Based on laughter feedback from audiences captured inside the audio recordings, especially at real shows, once we feed that into the machine learning model, it will get good feedback that “okay, so that joke is funny,” but also “okay, if you tell that joke in this manner, it doesn’t work that well but if you add intonation and say this part louder, then this joke is funny.” We are really getting granular here so this is not going to be easy but an audio data expert/engineer would be able to help us determine what is actually possible to calculate through audio data or not. At the least, after feeding this ML model like 5,000 to 10,000+ audio recordings of not just our own jokes now but also past greats, we would be able to deduce the general formula, the general sound pattern of what a joke sounds like. So at least this model will know, “oh, man, that sounds like a great joke.”
There’s lots of things missing in this ML model like prop comedy or the visual elements of comedy. If we don’t feed it video, there’s no way this AI will know what’s going on the screen through audio alone so it won’t take in account facial expressions, gestures, props and so on. So that will take video data analysis which could be a daunting but a very intellectually challenging project.

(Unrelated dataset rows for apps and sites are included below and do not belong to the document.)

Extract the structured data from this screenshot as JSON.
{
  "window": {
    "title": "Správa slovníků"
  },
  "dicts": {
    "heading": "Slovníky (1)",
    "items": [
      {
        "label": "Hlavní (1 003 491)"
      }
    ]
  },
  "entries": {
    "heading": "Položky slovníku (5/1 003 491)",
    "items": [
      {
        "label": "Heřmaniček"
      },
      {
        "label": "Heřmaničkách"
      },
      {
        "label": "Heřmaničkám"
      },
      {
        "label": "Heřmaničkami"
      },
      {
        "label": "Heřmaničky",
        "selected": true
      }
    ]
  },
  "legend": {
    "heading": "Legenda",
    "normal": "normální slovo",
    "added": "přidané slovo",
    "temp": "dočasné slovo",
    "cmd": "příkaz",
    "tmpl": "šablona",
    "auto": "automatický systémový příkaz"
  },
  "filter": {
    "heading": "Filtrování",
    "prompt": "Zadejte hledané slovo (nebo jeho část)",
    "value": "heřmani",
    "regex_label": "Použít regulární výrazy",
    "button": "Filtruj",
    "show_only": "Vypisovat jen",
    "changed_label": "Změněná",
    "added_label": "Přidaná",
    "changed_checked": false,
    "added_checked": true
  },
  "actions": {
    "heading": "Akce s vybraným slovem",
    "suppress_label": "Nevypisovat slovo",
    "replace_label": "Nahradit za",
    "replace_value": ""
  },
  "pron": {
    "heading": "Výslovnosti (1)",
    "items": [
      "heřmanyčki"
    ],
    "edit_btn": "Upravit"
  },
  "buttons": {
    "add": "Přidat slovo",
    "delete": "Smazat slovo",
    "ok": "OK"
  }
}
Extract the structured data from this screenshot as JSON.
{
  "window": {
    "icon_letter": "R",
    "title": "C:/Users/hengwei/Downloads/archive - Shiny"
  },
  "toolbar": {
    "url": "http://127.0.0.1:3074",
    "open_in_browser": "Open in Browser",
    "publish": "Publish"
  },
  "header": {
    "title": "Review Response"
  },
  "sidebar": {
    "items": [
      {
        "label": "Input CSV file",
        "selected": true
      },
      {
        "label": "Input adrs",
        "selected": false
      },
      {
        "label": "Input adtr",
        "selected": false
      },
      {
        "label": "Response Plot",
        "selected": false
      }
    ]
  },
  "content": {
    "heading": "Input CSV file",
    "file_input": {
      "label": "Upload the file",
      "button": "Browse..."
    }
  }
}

Theoretically, after this AI is fairly accurate and complete, the next possible sophistication could be to do take in the entire “set” of a comedian’s act. Instead of judging comedians by individual jokes alone, how did he/she arrange the jokes? What was the overall reception at the end of this set? Does this person’s set model a great comedian’s set arc/set order pattern? So Jane could have told 1. A+ joke 2. C- Joke 3. B joke, and instead of just totaling up those jokes and averaging them out, and saying Jane is kind of a B-level comedian, you could feed the ML entire sets like 100 of recordings to help it determine “okay, well Jane did badly that night but overall speaking with 95% accuracy, Jane is an A-level comedian.”
Just some ideas from this morning! 🙂
If not, we can just stick to our shitty system right now of relying on other people’s judgments forever LOL Thanks for reading.
One easy MVP (minimal viable product) of this idea could be a “Funny or Not” app. Basically akin to the app “Hotdog or Not Hot Dog” invented by the character Jian Yang played by Jimmy Yang on Silicon Valley, you could feed jokes into this app and over a large sample size, it will compare that joke into the ML algorithm that determines great jokes and tell you if anybody will laugh at this joke. But even before training a complex ML model, you could just have one person assess 1,000 jokes by himself/herself and feed the ML model “I like this joke” vs “I don’t like this joke” so that it comes with its own algorithm based on that particular person’s taste. So it would be a “Funny or Not Funny” determination app per Joe’s opinion or Melissa’s opinion. At the very least, it could offer guidance to beginner comics that a joke you are trying to do is unnecessarily long, or racist, or problematic, or unclear, or too derivative of some other joke in the past.